This post isn’t strictly about eye care or China. It’s about money and development, in the second most economically depressed city in the U.S. But because Chester and China sound strikingly similar (coincidence?), and because “money” and “development” were on the minds of many people I spoke to in China, I write with the assumption that there’s something relevant to be learned here.
Chester 101 was a new kind of experience for me. It was the first time I began to get a glimpse of the infamous “economically depressed city” of PA. It was the first time I took a bus tour of a city where I felt like I learned something. But perhaps more significantly, it was the first time I witnessed activists and a member of an economic development authority sit on the same panel (civilly).
This last one was an interesting twist to the activists-bashing-government-and-big-business environment that I had grown so accustomed to at Swarthmore. And it was refreshing to see the other side, to hear about how tax-break incentives and deals with large corporations, traditionally dismissed as corruption by Swatties, might be the best thing for a city with very few other choices. As unpleasant an aftertaste it leaves, it should at the very least bring in two very needed rewards: jobs and consumers. It’s long-term thinking, I thought, and I was almost convinced for most of the trip.
Almost, because during the final minutes of the panel two questions suddenly popped up in my head.
First: Given Mr. T’s repeated assertions that lack of tax money was at the root of the city’s problems, are there not incentives other than tax-exemptions that might have been used to entice business investors?
Second: Sure a casino can bring jobs and revenue to a city…but what social value does a casino create?
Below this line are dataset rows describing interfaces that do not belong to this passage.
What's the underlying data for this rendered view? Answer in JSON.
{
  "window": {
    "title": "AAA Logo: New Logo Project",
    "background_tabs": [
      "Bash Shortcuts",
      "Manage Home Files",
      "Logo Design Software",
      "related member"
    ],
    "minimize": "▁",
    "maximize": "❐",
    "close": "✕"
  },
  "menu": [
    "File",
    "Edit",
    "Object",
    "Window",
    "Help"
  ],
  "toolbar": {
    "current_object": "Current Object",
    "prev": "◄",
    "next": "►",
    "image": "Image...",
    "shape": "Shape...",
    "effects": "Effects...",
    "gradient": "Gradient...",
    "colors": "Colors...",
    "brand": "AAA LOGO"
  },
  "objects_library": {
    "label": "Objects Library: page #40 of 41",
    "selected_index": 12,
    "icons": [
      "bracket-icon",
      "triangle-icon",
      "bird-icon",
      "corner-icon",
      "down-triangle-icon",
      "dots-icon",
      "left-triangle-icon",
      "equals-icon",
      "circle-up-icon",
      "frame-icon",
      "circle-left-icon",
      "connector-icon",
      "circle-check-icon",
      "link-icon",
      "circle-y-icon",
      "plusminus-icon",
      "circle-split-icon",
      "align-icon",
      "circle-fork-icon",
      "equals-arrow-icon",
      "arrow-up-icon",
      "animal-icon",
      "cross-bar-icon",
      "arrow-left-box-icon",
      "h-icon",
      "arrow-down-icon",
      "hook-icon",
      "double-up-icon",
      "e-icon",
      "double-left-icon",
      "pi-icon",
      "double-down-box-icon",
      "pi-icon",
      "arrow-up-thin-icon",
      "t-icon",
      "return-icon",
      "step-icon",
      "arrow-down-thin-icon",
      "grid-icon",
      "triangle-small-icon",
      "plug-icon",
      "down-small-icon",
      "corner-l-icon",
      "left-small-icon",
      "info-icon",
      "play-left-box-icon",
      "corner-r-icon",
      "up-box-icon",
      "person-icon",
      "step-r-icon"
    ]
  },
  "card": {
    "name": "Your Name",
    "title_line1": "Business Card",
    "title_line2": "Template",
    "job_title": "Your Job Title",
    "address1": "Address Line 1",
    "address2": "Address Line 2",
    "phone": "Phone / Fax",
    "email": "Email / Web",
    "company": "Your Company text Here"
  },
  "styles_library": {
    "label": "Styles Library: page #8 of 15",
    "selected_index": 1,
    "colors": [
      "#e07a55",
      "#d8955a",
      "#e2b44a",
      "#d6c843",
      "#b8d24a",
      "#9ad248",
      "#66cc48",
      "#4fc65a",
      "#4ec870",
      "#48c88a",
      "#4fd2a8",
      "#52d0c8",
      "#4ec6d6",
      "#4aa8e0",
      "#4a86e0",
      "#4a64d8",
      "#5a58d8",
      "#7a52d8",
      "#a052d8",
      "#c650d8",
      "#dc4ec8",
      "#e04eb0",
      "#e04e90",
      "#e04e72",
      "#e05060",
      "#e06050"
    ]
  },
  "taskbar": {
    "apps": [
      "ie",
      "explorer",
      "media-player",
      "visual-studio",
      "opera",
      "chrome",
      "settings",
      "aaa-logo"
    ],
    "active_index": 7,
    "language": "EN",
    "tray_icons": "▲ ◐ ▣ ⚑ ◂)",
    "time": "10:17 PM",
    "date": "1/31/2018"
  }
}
Reading Dr. Wallace’s article later makes things a little clearer to me. “Studies show that economic opportunity and quality of life is generally undermined by gambling development,” Dr. Wallace writes. And it’s not just the casino. The waste industry brings in jobs too, but along with rodent infestations, toxic air emissions, and an increased risk of cancer. A soccer stadium may run the risk of creating a “destination” for spectators who never travel into the heart of Chester at all.
I say may, because I’m no economist and I can’t make sweeping, accusatory statements about the long term effects of any of these structures. Plus, it’s important to consider the position the government officials and developers were in before apportioning blame. Perhaps there were few options other than a casino and a soccer stadium that wanted to invest in Chester at the time. And I’m still unsure as to how Ms. G’s list of victories against waste industry development in Chester is an example of NIAB (“not in anyone’s backyard”) over NIMB (“not in my backyard”). They’re all questions that I’m hoping to gain insight into as the semester progresses.
But one thing’s for sure; we need to consider the long-term impact of our decisions, and not just in terms of dollars either. I’ve picked up an interested book recently, The Value of Nothing by Raj Patel. In it, he argues that economists too often think only in terms of dollars and cents, without considering the costs of the impacts of their decisions. He argues that the costs of a hamburger are as high as $200 when you factor in the ecological and social costs (I’m looking forward to reading about that calculation). Maybe through this kind of lens, we can begin to understand the real costs of a casino, a soccer stadium, and countless waste processing systems to an already economically distressed city such as Chester.